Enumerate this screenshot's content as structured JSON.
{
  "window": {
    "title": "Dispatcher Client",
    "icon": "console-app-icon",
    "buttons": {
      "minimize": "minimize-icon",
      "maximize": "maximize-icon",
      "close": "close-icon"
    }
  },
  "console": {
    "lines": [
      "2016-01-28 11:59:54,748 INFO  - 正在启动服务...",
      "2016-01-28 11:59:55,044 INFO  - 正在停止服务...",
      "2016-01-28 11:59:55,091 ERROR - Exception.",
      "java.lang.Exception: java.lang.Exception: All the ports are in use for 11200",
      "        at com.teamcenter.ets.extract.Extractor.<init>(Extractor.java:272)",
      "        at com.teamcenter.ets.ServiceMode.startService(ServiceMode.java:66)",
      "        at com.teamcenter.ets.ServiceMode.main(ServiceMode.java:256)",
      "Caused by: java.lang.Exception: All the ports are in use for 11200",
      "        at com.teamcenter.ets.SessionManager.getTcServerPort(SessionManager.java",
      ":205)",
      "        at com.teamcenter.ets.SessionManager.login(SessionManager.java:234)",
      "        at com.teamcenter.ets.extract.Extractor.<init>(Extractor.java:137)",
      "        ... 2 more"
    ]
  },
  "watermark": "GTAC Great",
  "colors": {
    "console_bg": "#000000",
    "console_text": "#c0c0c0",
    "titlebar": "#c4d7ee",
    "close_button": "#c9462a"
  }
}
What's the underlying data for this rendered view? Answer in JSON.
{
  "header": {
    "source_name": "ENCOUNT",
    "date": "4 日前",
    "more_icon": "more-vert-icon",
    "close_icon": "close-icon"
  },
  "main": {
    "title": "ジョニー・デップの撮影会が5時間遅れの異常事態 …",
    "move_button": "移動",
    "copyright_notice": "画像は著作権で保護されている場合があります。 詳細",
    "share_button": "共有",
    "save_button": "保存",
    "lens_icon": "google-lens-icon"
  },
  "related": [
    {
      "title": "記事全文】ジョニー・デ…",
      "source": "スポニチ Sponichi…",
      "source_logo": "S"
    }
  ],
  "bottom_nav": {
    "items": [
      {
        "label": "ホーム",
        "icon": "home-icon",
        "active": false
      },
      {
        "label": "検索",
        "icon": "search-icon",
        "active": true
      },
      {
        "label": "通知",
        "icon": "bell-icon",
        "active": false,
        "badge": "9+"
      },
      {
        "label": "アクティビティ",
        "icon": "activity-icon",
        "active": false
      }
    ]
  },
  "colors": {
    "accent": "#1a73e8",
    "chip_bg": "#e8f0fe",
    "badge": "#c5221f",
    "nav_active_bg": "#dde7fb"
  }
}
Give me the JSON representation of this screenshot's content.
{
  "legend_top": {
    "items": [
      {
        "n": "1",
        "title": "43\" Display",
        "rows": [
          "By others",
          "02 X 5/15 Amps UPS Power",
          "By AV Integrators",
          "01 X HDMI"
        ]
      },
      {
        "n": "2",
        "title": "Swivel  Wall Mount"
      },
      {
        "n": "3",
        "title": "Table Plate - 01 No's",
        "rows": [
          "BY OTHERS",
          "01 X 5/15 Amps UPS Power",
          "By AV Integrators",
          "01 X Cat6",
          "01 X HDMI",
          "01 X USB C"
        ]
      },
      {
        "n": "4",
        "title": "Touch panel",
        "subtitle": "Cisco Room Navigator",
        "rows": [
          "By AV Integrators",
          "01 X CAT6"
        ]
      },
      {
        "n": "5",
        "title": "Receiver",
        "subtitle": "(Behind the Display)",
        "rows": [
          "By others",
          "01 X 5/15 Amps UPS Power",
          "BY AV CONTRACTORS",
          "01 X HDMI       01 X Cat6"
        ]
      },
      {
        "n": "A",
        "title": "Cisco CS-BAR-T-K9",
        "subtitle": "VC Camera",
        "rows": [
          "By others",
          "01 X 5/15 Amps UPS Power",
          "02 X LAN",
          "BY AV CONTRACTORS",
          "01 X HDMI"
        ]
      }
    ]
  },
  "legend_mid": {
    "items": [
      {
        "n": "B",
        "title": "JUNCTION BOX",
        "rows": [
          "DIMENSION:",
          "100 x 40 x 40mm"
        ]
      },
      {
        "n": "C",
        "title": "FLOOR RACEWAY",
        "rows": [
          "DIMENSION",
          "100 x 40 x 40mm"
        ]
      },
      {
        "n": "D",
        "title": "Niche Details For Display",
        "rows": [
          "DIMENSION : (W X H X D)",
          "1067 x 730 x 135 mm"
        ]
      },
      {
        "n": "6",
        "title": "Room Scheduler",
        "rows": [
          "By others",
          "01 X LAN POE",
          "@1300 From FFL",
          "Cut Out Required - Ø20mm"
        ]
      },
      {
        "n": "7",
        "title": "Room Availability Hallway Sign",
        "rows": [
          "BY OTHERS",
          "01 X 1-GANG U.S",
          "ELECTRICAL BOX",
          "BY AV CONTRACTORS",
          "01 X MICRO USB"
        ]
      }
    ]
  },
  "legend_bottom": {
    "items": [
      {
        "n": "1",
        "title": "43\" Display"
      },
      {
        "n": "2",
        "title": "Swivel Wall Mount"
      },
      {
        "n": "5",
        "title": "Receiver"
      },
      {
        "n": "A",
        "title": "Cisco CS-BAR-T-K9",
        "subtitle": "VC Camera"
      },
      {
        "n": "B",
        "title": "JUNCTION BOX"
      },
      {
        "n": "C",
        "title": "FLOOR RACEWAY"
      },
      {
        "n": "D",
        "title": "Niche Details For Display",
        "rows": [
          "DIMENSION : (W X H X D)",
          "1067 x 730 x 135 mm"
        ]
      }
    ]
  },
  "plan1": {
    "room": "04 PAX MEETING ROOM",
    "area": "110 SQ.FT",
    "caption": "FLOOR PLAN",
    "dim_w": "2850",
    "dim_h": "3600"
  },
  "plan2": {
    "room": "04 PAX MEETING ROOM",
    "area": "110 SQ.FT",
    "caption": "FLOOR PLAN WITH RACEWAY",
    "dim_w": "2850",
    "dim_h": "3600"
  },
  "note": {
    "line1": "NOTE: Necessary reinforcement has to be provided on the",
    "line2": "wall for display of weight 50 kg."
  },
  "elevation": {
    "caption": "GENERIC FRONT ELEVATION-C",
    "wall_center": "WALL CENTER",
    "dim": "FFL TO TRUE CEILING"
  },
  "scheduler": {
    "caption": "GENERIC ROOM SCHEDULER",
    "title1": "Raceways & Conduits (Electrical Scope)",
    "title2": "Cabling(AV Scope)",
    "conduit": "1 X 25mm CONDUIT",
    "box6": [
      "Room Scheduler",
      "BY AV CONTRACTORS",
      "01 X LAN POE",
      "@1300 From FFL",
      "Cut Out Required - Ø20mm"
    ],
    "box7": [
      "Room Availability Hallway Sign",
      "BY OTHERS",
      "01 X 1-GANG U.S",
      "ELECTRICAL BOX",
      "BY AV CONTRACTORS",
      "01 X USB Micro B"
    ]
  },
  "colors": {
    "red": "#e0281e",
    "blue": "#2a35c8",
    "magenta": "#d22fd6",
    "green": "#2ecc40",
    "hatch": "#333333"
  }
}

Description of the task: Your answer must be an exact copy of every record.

Answer for this exercise:
Enumerate this screenshot's content as structured JSON.
{
  "window": {
    "title": "Dispatcher Client",
    "icon": "console-app-icon",
    "buttons": {
      "minimize": "minimize-icon",
      "maximize": "maximize-icon",
      "close": "close-icon"
    }
  },
  "console": {
    "lines": [
      "2016-01-28 11:59:54,748 INFO  - 正在启动服务...",
      "2016-01-28 11:59:55,044 INFO  - 正在停止服务...",
      "2016-01-28 11:59:55,091 ERROR - Exception.",
      "java.lang.Exception: java.lang.Exception: All the ports are in use for 11200",
      "        at com.teamcenter.ets.extract.Extractor.<init>(Extractor.java:272)",
      "        at com.teamcenter.ets.ServiceMode.startService(ServiceMode.java:66)",
      "        at com.teamcenter.ets.ServiceMode.main(ServiceMode.java:256)",
      "Caused by: java.lang.Exception: All the ports are in use for 11200",
      "        at com.teamcenter.ets.SessionManager.getTcServerPort(SessionManager.java",
      ":205)",
      "        at com.teamcenter.ets.SessionManager.login(SessionManager.java:234)",
      "        at com.teamcenter.ets.extract.Extractor.<init>(Extractor.java:137)",
      "        ... 2 more"
    ]
  },
  "watermark": "GTAC Great",
  "colors": {
    "console_bg": "#000000",
    "console_text": "#c0c0c0",
    "titlebar": "#c4d7ee",
    "close_button": "#c9462a"
  }
}
What's the underlying data for this rendered view? Answer in JSON.
{
  "header": {
    "source_name": "ENCOUNT",
    "date": "4 日前",
    "more_icon": "more-vert-icon",
    "close_icon": "close-icon"
  },
  "main": {
    "title": "ジョニー・デップの撮影会が5時間遅れの異常事態 …",
    "move_button": "移動",
    "copyright_notice": "画像は著作権で保護されている場合があります。 詳細",
    "share_button": "共有",
    "save_button": "保存",
    "lens_icon": "google-lens-icon"
  },
  "related": [
    {
      "title": "記事全文】ジョニー・デ…",
      "source": "スポニチ Sponichi…",
      "source_logo": "S"
    }
  ],
  "bottom_nav": {
    "items": [
      {
        "label": "ホーム",
        "icon": "home-icon",
        "active": false
      },
      {
        "label": "検索",
        "icon": "search-icon",
        "active": true
      },
      {
        "label": "通知",
        "icon": "bell-icon",
        "active": false,
        "badge": "9+"
      },
      {
        "label": "アクティビティ",
        "icon": "activity-icon",
        "active": false
      }
    ]
  },
  "colors": {
    "accent": "#1a73e8",
    "chip_bg": "#e8f0fe",
    "badge": "#c5221f",
    "nav_active_bg": "#dde7fb"
  }
}
Give me the JSON representation of this screenshot's content.
{
  "legend_top": {
    "items": [
      {
        "n": "1",
        "title": "43\" Display",
        "rows": [
          "By others",
          "02 X 5/15 Amps UPS Power",
          "By AV Integrators",
          "01 X HDMI"
        ]
      },
      {
        "n": "2",
        "title": "Swivel  Wall Mount"
      },
      {
        "n": "3",
        "title": "Table Plate - 01 No's",
        "rows": [
          "BY OTHERS",
          "01 X 5/15 Amps UPS Power",
          "By AV Integrators",
          "01 X Cat6",
          "01 X HDMI",
          "01 X USB C"
        ]
      },
      {
        "n": "4",
        "title": "Touch panel",
        "subtitle": "Cisco Room Navigator",
        "rows": [
          "By AV Integrators",
          "01 X CAT6"
        ]
      },
      {
        "n": "5",
        "title": "Receiver",
        "subtitle": "(Behind the Display)",
        "rows": [
          "By others",
          "01 X 5/15 Amps UPS Power",
          "BY AV CONTRACTORS",
          "01 X HDMI       01 X Cat6"
        ]
      },
      {
        "n": "A",
        "title": "Cisco CS-BAR-T-K9",
        "subtitle": "VC Camera",
        "rows": [
          "By others",
          "01 X 5/15 Amps UPS Power",
          "02 X LAN",
          "BY AV CONTRACTORS",
          "01 X HDMI"
        ]
      }
    ]
  },
  "legend_mid": {
    "items": [
      {
        "n": "B",
        "title": "JUNCTION BOX",
        "rows": [
          "DIMENSION:",
          "100 x 40 x 40mm"
        ]
      },
      {
        "n": "C",
        "title": "FLOOR RACEWAY",
        "rows": [
          "DIMENSION",
          "100 x 40 x 40mm"
        ]
      },
      {
        "n": "D",
        "title": "Niche Details For Display",
        "rows": [
          "DIMENSION : (W X H X D)",
          "1067 x 730 x 135 mm"
        ]
      },
      {
        "n": "6",
        "title": "Room Scheduler",
        "rows": [
          "By others",
          "01 X LAN POE",
          "@1300 From FFL",
          "Cut Out Required - Ø20mm"
        ]
      },
      {
        "n": "7",
        "title": "Room Availability Hallway Sign",
        "rows": [
          "BY OTHERS",
          "01 X 1-GANG U.S",
          "ELECTRICAL BOX",
          "BY AV CONTRACTORS",
          "01 X MICRO USB"
        ]
      }
    ]
  },
  "legend_bottom": {
    "items": [
      {
        "n": "1",
        "title": "43\" Display"
      },
      {
        "n": "2",
        "title": "Swivel Wall Mount"
      },
      {
        "n": "5",
        "title": "Receiver"
      },
      {
        "n": "A",
        "title": "Cisco CS-BAR-T-K9",
        "subtitle": "VC Camera"
      },
      {
        "n": "B",
        "title": "JUNCTION BOX"
      },
      {
        "n": "C",
        "title": "FLOOR RACEWAY"
      },
      {
        "n": "D",
        "title": "Niche Details For Display",
        "rows": [
          "DIMENSION : (W X H X D)",
          "1067 x 730 x 135 mm"
        ]
      }
    ]
  },
  "plan1": {
    "room": "04 PAX MEETING ROOM",
    "area": "110 SQ.FT",
    "caption": "FLOOR PLAN",
    "dim_w": "2850",
    "dim_h": "3600"
  },
  "plan2": {
    "room": "04 PAX MEETING ROOM",
    "area": "110 SQ.FT",
    "caption": "FLOOR PLAN WITH RACEWAY",
    "dim_w": "2850",
    "dim_h": "3600"
  },
  "note": {
    "line1": "NOTE: Necessary reinforcement has to be provided on the",
    "line2": "wall for display of weight 50 kg."
  },
  "elevation": {
    "caption": "GENERIC FRONT ELEVATION-C",
    "wall_center": "WALL CENTER",
    "dim": "FFL TO TRUE CEILING"
  },
  "scheduler": {
    "caption": "GENERIC ROOM SCHEDULER",
    "title1": "Raceways & Conduits (Electrical Scope)",
    "title2": "Cabling(AV Scope)",
    "conduit": "1 X 25mm CONDUIT",
    "box6": [
      "Room Scheduler",
      "BY AV CONTRACTORS",
      "01 X LAN POE",
      "@1300 From FFL",
      "Cut Out Required - Ø20mm"
    ],
    "box7": [
      "Room Availability Hallway Sign",
      "BY OTHERS",
      "01 X 1-GANG U.S",
      "ELECTRICAL BOX",
      "BY AV CONTRACTORS",
      "01 X USB Micro B"
    ]
  },
  "colors": {
    "red": "#e0281e",
    "blue": "#2a35c8",
    "magenta": "#d22fd6",
    "green": "#2ecc40",
    "hatch": "#333333"
  }
}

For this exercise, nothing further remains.